The entries are to be reproduced verbatim, and their pictures left out.

App and web page records:
────────────────────

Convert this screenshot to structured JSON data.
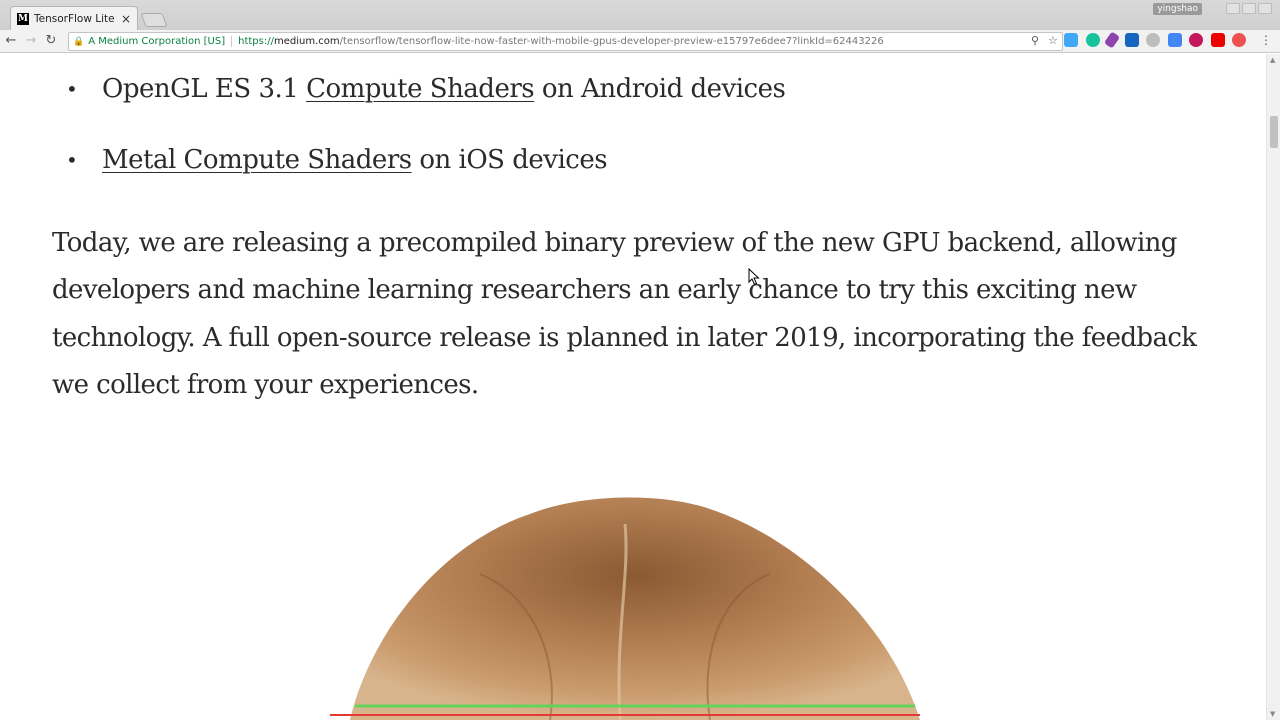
{
  "browser": {
    "tab_title": "TensorFlow Lite Now F",
    "tab_favicon": "M",
    "tab_close": "×",
    "profile_name": "yingshao",
    "security_label": "A Medium Corporation [US]",
    "url_protocol": "https://",
    "url_host": "medium.com",
    "url_path": "/tensorflow/tensorflow-lite-now-faster-with-mobile-gpus-developer-preview-e15797e6dee7?linkId=62443226",
    "nav_icons": [
      "back-icon",
      "forward-icon",
      "reload-icon"
    ],
    "extension_icons": [
      "zoom-icon",
      "bookmark-star-icon",
      "twitter-extension-icon",
      "grammarly-icon",
      "pen-extension-icon",
      "save-extension-icon",
      "circle-extension-icon",
      "translate-icon",
      "record-extension-icon",
      "youtube-extension-icon",
      "profile-extension-icon"
    ]
  },
  "article": {
    "bullets": [
      {
        "prefix": "OpenGL ES 3.1 ",
        "link": "Compute Shaders",
        "suffix": " on Android devices"
      },
      {
        "prefix": "",
        "link": "Metal Compute Shaders",
        "suffix": " on iOS devices"
      }
    ],
    "paragraph": "Today, we are releasing a precompiled binary preview of the new GPU backend, allowing developers and machine learning researchers an early chance to try this exciting new technology. A full open-source release is planned in later 2019, incorporating the feedback we collect from your experiences."
  },
  "colors": {
    "text": "#2b2b2b",
    "secure_green": "#0b8043",
    "hair": "#b98a5e"
  }
}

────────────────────

## Finished exercise
Convert this screenshot to structured JSON data.
{
  "browser": {
    "tab_title": "TensorFlow Lite Now F",
    "tab_favicon": "M",
    "tab_close": "×",
    "profile_name": "yingshao",
    "security_label": "A Medium Corporation [US]",
    "url_protocol": "https://",
    "url_host": "medium.com",
    "url_path": "/tensorflow/tensorflow-lite-now-faster-with-mobile-gpus-developer-preview-e15797e6dee7?linkId=62443226",
    "nav_icons": [
      "back-icon",
      "forward-icon",
      "reload-icon"
    ],
    "extension_icons": [
      "zoom-icon",
      "bookmark-star-icon",
      "twitter-extension-icon",
      "grammarly-icon",
      "pen-extension-icon",
      "save-extension-icon",
      "circle-extension-icon",
      "translate-icon",
      "record-extension-icon",
      "youtube-extension-icon",
      "profile-extension-icon"
    ]
  },
  "article": {
    "bullets": [
      {
        "prefix": "OpenGL ES 3.1 ",
        "link": "Compute Shaders",
        "suffix": " on Android devices"
      },
      {
        "prefix": "",
        "link": "Metal Compute Shaders",
        "suffix": " on iOS devices"
      }
    ],
    "paragraph": "Today, we are releasing a precompiled binary preview of the new GPU backend, allowing developers and machine learning researchers an early chance to try this exciting new technology. A full open-source release is planned in later 2019, incorporating the feedback we collect from your experiences."
  },
  "colors": {
    "text": "#2b2b2b",
    "secure_green": "#0b8043",
    "hair": "#b98a5e"
  }
}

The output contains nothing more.